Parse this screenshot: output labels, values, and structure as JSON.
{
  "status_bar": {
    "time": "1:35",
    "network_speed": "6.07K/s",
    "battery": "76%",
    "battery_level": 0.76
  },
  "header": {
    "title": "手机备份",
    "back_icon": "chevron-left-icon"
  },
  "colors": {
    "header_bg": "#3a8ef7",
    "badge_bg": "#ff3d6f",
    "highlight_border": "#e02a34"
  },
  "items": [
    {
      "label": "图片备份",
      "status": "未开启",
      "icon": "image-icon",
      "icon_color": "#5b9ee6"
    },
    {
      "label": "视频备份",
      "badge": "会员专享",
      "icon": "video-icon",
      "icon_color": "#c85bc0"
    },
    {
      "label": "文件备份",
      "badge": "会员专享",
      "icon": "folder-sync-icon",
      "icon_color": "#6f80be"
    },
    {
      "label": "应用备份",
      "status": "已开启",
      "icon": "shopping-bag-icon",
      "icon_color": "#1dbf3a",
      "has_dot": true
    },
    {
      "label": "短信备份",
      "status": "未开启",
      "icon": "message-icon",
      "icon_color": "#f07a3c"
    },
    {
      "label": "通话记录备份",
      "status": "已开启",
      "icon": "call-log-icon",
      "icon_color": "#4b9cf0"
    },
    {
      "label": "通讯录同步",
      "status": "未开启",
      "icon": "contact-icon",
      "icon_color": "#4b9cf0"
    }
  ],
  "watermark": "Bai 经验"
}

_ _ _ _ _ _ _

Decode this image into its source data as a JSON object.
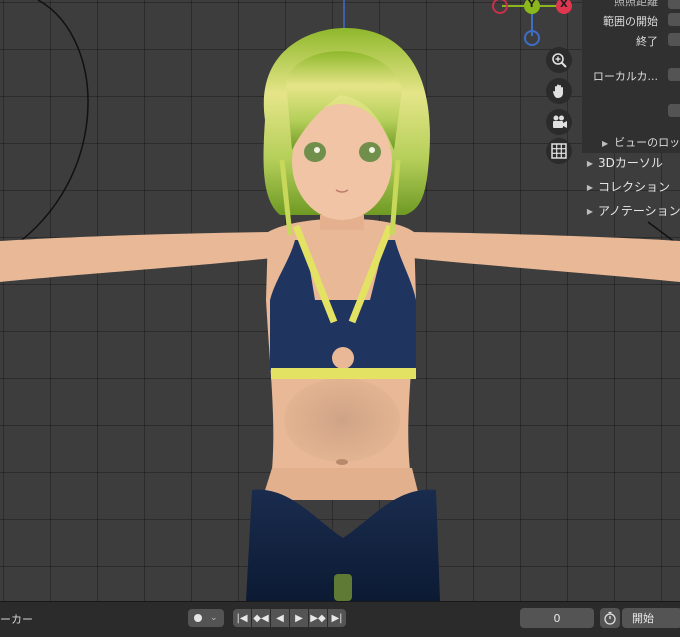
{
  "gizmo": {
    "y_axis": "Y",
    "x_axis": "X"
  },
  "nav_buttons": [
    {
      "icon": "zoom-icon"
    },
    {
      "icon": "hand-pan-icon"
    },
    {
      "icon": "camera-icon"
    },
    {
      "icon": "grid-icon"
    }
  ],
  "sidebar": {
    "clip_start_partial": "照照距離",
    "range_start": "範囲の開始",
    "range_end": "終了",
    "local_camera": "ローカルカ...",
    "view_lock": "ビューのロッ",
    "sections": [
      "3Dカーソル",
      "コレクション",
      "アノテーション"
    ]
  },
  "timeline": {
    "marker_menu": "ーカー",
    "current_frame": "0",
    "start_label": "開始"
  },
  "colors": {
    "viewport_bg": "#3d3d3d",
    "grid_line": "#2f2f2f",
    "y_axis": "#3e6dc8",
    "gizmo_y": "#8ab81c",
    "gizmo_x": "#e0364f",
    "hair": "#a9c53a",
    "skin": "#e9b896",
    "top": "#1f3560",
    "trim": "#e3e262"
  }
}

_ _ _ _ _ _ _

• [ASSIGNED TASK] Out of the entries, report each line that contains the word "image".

• [EXPECTED ANSWER]
      "icon": "image-icon",
Decode this image into its source data as a JSON object.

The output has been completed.